Ding Points: 64.00
Pour: 70.00, Nose: 70.00, Palate: 60.00, Mouth: 70.00, Global: 60.00
Not too often one sees a wheatwine so it’s always a beer that I’m interested in. Some fairly conflicting information regarding the ABV here. I’ve read (and heard) everything between the low 7’s and 10 (Untappd has 7.6%, beeradvocate 10% and Brooklyn’s own blog 9%), so I’m really not sure what the truth is. Part of the draft only, Brewmaster’s Reserve series, this came from Hop City in Atlanta, GA and I took a 32 oz growler of it.
Pour is not much more than a golden, macro lager affair and after a decent head initially, it drops off to give no head and very little lace.
Nose has a big, fruity, juicy-fruit chewing gum note and this carries into the taste too. However, the tastes feel really light and weak in comparison to the nose. Lacks much depth at all, and really fails to deliver on a promising aroma.
There’s quite a lot of pear esters across the front of the beer, but to be honest this drops off very quickly to give a watery effect.

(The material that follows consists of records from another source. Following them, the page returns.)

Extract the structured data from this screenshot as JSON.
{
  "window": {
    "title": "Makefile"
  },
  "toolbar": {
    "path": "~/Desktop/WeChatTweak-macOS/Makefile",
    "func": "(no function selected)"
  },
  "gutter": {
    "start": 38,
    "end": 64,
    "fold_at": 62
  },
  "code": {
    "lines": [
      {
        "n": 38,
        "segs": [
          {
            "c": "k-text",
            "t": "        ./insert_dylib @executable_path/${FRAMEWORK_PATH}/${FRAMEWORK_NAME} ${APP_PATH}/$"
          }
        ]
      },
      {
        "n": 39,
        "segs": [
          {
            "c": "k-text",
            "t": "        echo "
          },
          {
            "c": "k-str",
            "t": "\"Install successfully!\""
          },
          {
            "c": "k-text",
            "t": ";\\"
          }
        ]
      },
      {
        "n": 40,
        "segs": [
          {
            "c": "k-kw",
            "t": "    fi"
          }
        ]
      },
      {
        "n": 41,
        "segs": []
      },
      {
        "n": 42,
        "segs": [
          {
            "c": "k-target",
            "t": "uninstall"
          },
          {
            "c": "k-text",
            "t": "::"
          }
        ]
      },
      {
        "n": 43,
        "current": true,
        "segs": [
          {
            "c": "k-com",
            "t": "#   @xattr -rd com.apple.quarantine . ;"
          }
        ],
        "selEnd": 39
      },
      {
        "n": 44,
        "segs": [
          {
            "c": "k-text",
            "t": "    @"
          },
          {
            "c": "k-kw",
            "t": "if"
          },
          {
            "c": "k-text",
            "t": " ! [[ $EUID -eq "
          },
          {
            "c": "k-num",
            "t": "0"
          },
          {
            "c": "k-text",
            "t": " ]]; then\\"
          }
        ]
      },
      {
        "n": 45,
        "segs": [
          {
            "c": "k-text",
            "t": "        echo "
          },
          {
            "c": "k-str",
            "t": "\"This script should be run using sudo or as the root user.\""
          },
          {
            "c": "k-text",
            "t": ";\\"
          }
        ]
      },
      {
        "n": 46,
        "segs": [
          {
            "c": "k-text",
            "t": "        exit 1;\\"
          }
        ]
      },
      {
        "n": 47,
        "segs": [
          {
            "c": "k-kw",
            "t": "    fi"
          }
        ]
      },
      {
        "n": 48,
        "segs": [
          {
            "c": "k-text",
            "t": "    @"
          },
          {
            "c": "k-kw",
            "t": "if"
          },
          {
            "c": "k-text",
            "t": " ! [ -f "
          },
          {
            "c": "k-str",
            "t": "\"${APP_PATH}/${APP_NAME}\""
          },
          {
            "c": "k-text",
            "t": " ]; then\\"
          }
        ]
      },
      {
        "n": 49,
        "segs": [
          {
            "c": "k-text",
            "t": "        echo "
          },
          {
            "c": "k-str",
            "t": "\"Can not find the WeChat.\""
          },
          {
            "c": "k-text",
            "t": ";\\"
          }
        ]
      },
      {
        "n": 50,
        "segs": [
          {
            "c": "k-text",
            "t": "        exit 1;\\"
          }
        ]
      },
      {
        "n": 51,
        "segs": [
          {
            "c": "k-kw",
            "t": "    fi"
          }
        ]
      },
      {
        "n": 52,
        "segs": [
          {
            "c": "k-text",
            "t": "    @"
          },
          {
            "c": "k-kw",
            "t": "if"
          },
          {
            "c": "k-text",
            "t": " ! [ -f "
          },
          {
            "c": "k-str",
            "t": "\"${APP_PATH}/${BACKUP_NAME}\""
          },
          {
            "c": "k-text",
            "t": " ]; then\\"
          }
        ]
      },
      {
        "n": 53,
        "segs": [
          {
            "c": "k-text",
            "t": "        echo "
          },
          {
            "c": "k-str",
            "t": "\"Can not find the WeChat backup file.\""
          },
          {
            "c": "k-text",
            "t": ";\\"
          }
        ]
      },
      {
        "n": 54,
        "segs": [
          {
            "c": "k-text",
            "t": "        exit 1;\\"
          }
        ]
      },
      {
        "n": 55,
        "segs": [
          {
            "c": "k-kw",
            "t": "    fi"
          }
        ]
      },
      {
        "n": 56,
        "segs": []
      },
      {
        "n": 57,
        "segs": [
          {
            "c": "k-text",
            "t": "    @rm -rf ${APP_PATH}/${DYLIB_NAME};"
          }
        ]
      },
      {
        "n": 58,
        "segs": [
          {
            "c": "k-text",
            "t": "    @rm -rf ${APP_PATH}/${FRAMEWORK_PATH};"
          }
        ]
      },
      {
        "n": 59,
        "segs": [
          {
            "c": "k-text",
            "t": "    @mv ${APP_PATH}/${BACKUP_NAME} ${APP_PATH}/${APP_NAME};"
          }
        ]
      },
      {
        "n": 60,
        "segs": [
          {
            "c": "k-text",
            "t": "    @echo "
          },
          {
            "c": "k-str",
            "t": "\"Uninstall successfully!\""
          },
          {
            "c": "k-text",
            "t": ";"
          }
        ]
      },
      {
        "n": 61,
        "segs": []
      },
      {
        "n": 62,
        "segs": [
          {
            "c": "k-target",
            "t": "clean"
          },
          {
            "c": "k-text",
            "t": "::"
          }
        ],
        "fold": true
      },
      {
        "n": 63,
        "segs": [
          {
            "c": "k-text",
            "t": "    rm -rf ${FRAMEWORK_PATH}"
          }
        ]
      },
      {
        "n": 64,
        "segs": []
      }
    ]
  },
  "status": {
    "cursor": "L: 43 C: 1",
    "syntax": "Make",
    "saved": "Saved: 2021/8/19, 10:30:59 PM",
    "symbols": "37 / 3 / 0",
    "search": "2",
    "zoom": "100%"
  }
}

The problem here appears to be the lack of body and the overly-light touch. It’s once thing for a beer to be light and drinkable, but for such a (generally) heavy hitting style I’m looking for so much more depth and flavor. There are some yeast notes that make the beer feel more like a Belgian, and in a blind taste test I would probably categorize this as a Tripel. A slight taste of white pepper – I suppose?!
The finish is equally thin and the beer leaves me with a solvent aftertaste that is not good. Frankly this is a pretty disappointing beer, especially by Brooklyn standards and it really lacks presence. DELIGHTED I didn’t buy twice as much in a traditional growler because I would have REALLY regretted that! Brooklyn generally delivers a much higher standard than this. It ended up not really a wheatwine, not really a BSPA and not really a Tripel so it missed on a number of counts for me. The alcohol seemed to build and ultimately gave me a bit of a headache.